Wrought silver coffee and tea service consisting of a coffeepot, two teapots, a sugar bowl with lid, waste bowl and creamer; oval boat-shaped bodies; on oval stepped bases joined two the bodies by oval pedestals; applied, vertical die-rolled foliate band footrings; applied, die-rolled foliate bands around the pedestals; applied, die rolled foliated bands below the stepped convex shoulders; applied, vertical die-rolled foliate band rims; oval domed lids with gadrooning around the tops of the domes; urn-shaped finials; cast and seamed scrolled handles; engraved, "H" in bright-cut script on the center front of each body; maker's marks on the bases.
Gallery Label: 
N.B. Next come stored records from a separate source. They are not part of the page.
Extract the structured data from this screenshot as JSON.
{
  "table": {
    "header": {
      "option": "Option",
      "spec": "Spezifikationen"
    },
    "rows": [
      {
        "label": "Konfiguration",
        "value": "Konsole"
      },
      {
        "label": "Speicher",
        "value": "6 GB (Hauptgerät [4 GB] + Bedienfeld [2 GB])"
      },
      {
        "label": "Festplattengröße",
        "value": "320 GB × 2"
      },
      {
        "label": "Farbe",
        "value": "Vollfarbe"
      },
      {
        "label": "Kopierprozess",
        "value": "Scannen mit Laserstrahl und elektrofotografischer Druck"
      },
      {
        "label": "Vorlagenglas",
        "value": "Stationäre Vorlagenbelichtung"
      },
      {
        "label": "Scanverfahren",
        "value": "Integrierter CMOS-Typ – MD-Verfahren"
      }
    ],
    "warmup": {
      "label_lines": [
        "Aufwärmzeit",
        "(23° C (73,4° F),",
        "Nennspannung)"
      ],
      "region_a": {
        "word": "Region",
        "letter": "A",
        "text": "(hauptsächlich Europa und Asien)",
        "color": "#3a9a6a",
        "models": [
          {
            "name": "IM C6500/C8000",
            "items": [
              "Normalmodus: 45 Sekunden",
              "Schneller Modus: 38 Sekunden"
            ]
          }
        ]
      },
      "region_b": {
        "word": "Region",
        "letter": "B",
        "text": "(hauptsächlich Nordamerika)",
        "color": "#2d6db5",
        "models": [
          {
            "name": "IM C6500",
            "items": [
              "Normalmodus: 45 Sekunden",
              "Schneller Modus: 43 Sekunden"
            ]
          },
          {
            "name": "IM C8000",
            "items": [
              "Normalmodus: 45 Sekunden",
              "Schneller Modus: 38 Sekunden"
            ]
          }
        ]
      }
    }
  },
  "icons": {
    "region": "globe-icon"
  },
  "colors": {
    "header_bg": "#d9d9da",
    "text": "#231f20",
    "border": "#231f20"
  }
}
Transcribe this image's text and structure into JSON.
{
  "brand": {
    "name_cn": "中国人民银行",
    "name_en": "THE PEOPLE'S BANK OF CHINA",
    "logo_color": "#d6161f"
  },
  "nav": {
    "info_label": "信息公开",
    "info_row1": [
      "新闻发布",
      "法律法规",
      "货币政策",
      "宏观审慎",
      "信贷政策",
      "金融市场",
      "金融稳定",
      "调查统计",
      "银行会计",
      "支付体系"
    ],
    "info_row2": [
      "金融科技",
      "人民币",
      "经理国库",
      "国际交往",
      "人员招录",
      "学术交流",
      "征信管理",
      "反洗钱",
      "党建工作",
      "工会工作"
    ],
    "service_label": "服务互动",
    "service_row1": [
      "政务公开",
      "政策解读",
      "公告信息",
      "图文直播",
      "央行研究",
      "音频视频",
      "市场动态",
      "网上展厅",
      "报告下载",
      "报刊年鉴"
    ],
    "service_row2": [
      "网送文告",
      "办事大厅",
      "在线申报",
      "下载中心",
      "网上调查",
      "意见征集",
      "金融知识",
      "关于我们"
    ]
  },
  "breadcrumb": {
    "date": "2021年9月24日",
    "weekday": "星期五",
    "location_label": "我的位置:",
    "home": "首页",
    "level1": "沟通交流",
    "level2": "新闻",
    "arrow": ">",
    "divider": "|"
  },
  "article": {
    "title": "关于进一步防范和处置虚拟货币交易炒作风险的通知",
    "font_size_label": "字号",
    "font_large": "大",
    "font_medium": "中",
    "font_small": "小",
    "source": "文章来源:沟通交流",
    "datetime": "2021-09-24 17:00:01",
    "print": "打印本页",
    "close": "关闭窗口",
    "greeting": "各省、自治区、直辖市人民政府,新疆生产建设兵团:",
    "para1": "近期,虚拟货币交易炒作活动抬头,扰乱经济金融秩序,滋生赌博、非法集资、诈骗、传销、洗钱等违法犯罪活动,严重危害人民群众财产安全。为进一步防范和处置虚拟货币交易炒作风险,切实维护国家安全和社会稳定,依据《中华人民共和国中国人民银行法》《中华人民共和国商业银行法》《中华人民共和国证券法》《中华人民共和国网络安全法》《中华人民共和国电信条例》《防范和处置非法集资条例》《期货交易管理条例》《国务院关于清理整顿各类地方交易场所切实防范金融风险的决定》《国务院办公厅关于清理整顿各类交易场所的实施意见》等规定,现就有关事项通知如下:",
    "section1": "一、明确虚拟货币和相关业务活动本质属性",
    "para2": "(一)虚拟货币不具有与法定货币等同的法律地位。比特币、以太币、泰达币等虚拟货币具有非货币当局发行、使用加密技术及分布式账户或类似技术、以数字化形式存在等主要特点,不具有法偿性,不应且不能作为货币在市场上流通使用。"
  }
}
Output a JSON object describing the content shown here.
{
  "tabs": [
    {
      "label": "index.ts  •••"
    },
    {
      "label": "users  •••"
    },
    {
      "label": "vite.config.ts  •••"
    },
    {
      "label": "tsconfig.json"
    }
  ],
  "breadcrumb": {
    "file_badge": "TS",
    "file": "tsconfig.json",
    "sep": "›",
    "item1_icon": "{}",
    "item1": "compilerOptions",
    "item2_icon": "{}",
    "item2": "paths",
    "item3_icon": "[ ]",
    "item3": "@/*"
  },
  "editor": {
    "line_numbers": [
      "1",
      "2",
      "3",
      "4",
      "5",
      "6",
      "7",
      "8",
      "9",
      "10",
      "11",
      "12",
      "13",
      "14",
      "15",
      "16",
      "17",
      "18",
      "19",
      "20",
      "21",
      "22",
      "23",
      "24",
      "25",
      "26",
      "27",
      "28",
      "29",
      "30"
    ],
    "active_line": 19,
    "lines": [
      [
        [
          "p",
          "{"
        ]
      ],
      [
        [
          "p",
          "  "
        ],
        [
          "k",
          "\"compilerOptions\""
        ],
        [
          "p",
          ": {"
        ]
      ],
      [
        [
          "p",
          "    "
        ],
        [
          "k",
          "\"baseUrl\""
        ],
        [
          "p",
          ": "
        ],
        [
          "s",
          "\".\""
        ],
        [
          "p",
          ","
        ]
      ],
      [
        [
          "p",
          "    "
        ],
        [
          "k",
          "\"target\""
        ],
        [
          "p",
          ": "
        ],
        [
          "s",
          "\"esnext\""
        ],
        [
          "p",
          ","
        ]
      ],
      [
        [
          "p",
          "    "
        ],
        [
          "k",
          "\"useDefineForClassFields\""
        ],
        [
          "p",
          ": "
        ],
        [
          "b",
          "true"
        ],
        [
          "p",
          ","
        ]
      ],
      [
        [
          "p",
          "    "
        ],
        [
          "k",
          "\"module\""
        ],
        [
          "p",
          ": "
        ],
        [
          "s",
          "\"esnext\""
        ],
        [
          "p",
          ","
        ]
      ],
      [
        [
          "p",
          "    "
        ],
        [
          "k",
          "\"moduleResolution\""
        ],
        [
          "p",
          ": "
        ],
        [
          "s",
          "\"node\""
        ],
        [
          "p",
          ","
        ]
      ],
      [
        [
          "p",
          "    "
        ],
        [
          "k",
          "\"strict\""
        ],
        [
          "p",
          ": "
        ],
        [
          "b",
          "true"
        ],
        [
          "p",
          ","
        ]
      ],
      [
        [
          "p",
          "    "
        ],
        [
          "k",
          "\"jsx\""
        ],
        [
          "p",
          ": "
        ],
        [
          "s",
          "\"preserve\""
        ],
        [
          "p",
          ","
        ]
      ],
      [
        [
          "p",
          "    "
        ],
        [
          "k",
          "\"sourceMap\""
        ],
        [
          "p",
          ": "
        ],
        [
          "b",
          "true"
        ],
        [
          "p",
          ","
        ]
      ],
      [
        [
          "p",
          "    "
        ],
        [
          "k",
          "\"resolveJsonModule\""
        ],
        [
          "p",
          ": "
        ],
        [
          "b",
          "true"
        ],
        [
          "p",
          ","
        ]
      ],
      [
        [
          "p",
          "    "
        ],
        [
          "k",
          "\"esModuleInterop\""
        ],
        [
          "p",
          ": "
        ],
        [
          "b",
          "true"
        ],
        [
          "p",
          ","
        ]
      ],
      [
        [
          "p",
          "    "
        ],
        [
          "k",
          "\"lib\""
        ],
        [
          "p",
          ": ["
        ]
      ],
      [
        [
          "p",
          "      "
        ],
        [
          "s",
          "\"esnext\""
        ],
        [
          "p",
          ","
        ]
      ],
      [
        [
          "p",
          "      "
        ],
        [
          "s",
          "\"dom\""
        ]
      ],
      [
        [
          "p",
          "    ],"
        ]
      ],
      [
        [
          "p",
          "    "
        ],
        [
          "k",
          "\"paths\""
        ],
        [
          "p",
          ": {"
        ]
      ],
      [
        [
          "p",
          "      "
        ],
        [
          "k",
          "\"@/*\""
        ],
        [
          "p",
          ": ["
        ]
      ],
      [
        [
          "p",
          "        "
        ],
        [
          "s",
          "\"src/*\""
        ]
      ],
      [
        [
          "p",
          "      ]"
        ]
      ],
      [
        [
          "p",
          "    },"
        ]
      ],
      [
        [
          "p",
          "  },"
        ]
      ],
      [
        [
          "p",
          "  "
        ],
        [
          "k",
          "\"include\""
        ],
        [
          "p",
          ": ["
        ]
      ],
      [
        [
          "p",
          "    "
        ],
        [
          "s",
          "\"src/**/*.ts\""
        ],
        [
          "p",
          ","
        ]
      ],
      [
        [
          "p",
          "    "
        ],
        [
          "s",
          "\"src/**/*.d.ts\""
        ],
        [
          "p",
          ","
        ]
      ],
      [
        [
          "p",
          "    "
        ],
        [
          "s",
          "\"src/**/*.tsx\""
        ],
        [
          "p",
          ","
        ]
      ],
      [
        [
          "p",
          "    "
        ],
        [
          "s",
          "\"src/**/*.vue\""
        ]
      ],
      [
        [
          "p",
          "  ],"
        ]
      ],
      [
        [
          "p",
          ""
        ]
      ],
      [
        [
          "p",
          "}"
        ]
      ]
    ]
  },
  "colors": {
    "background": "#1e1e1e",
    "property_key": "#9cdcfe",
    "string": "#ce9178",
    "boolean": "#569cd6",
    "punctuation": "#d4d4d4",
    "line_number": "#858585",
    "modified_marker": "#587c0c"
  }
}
This generous service, with a statuesque coffeepot, two ample teapots perhaps used interchangeably for hot water or tea, and large covered sugar bowl, waste bowl, and creamer, belonged to Walter Bowne (1770-1846), a wealthy New York hardware merchant who served as the city's mayor from 1828 to 1833. Silversmith John Targee, who marked the service, was an influential city and state politician who had a long history of association with Bowne. In addition to Bowne's patronage of the silversmith in 1806, the two served together as volunteer firemen, and were on the city's Common Council and active members of the Tammany Society.
Credit Line: 
Gift of Mr. and Mrs. Townsend Lawrence
Walter Bowne (1770-1846), who married Eliza Southgate (1783-1809); probably to their daughter Mary King (1808-1874), who married John Watson Lawrence (1800-1880); to their son Walter Bowne Lawrence (1839-1912), who married Annie Townsend (1841-1902); to their son Townsend Lawrence (1871-1952), who married (2nd) Caroline L. Bogert Browne (1882-1942), the donors.
Due to ongoing research, information about this object is subject to change.
Creative: Tronvig Group